→ WORK REQUEST: Nothing in the records should be altered; retype them all exactly.

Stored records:
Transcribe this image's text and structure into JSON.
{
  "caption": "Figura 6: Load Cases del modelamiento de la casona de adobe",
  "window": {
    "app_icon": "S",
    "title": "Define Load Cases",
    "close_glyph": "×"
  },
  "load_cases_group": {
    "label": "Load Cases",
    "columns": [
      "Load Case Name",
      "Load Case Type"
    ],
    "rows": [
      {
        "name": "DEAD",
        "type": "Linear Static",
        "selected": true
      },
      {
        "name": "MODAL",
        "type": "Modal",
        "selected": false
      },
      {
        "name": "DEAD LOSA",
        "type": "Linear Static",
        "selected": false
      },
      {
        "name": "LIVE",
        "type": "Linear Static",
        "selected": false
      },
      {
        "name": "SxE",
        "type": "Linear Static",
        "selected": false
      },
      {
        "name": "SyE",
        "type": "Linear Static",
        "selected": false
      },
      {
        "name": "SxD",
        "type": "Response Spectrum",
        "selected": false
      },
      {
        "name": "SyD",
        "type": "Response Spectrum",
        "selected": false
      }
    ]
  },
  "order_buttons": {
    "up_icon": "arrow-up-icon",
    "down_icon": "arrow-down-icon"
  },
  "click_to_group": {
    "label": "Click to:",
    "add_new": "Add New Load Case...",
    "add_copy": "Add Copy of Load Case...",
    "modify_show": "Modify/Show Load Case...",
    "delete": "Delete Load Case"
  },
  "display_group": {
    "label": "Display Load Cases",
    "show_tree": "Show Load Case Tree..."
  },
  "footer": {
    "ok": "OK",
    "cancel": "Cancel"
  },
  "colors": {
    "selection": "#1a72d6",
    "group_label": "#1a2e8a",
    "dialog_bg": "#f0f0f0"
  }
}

→ TASK SOLUTION:
Transcribe this image's text and structure into JSON.
{
  "caption": "Figura 6: Load Cases del modelamiento de la casona de adobe",
  "window": {
    "app_icon": "S",
    "title": "Define Load Cases",
    "close_glyph": "×"
  },
  "load_cases_group": {
    "label": "Load Cases",
    "columns": [
      "Load Case Name",
      "Load Case Type"
    ],
    "rows": [
      {
        "name": "DEAD",
        "type": "Linear Static",
        "selected": true
      },
      {
        "name": "MODAL",
        "type": "Modal",
        "selected": false
      },
      {
        "name": "DEAD LOSA",
        "type": "Linear Static",
        "selected": false
      },
      {
        "name": "LIVE",
        "type": "Linear Static",
        "selected": false
      },
      {
        "name": "SxE",
        "type": "Linear Static",
        "selected": false
      },
      {
        "name": "SyE",
        "type": "Linear Static",
        "selected": false
      },
      {
        "name": "SxD",
        "type": "Response Spectrum",
        "selected": false
      },
      {
        "name": "SyD",
        "type": "Response Spectrum",
        "selected": false
      }
    ]
  },
  "order_buttons": {
    "up_icon": "arrow-up-icon",
    "down_icon": "arrow-down-icon"
  },
  "click_to_group": {
    "label": "Click to:",
    "add_new": "Add New Load Case...",
    "add_copy": "Add Copy of Load Case...",
    "modify_show": "Modify/Show Load Case...",
    "delete": "Delete Load Case"
  },
  "display_group": {
    "label": "Display Load Cases",
    "show_tree": "Show Load Case Tree..."
  },
  "footer": {
    "ok": "OK",
    "cancel": "Cancel"
  },
  "colors": {
    "selection": "#1a72d6",
    "group_label": "#1a2e8a",
    "dialog_bg": "#f0f0f0"
  }
}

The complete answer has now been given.